A partial solution
Perhaps a partial solution to the congestion problem favoured by economists is road pricing. We have ready-made examples at work in London, Stockholm and Singapore. But road pricing is politically challenging such that the cities that have it are still a minority. Why?
Simply put, it’s a challenge for cities founded on democratic governance. When Ken Livingstone sought to bring one to London, it was billed as his great gamble: a decongested nirvana or international embarrassment and electoral defeat. But even when it was first considered in 2000, over half (52 per cent) of journeys in London were by public transport, walking or cycling. The majority of travelling Londoners were already set to benefit. And Livingstone must have taken confidence from this.
Cities have also held referendums to decide. In Manchester, road-pricing proposals fell foul of plebiscite. While in Stockholm citizens supported a charge
More recently, in New York and Toronto, proposals were called off by higher political office. Getting a form of rationing through our democratic institutions — particularly fragmented city governance — has proved problematic.
Indeed, one extreme view is that a solution cannot be delivered democratically (at least in America). Speaking to The Economist in 2003, Anthony Downs, author of Stuck in Traffic said, “this is a problem without a solution — at least a solution the American people will accept … Learn to enjoy being stuck in traffic as another leisure activity, because congestion is here to stay.”
Downs’ position is strengthened when we consider that trust in our political institutions has declined. According to polls highlighted by the OECD, trust in government sits at an average 43%. Between 2007 and 2015, trust in political parties decreased by an average two percentage points; while trust in parliaments decreased five percentage points between 2008 and 2014 in OECD/EU countries. Why are these stats an issue?

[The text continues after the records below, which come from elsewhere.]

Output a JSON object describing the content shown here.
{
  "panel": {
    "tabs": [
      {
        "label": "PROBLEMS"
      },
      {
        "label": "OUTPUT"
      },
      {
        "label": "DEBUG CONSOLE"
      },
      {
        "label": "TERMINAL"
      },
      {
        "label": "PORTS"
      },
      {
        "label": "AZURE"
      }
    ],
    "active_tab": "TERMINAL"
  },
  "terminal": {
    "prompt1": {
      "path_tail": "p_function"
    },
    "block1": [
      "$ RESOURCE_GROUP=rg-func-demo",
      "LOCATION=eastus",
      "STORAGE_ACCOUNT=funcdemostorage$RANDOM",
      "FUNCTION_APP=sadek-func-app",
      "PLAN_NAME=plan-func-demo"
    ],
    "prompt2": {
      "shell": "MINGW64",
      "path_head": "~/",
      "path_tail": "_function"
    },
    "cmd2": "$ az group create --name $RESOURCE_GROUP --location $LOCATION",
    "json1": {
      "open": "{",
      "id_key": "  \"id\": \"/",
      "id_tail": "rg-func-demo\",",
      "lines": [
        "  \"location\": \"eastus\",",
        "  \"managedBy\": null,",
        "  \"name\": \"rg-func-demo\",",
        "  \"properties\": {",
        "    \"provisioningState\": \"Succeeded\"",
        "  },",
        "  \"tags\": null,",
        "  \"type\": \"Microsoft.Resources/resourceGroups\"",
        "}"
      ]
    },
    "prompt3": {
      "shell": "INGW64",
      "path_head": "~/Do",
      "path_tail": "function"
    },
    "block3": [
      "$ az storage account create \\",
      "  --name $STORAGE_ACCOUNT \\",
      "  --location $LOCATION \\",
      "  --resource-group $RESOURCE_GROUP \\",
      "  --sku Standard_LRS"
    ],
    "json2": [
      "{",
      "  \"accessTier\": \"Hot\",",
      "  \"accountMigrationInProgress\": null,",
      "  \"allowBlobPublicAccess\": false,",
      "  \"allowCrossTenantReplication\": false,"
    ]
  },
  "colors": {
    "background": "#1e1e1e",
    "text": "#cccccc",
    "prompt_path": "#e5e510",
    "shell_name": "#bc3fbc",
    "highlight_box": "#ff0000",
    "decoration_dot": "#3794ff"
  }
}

Government, political parties and parliaments are the bodies that would make the tough decisions needed to develop road pricing (decisions I’ve written about before). If we don’t trust them, we won’t trust the solutions they propose. In this environment, politicians might wish to stay clear of volatile policies and tough decisions.
But with time running out to curb carbon emissions, urban populations rising, and congestion with it, is there a way for democrats (with a small ‘d’) to deliver road pricing?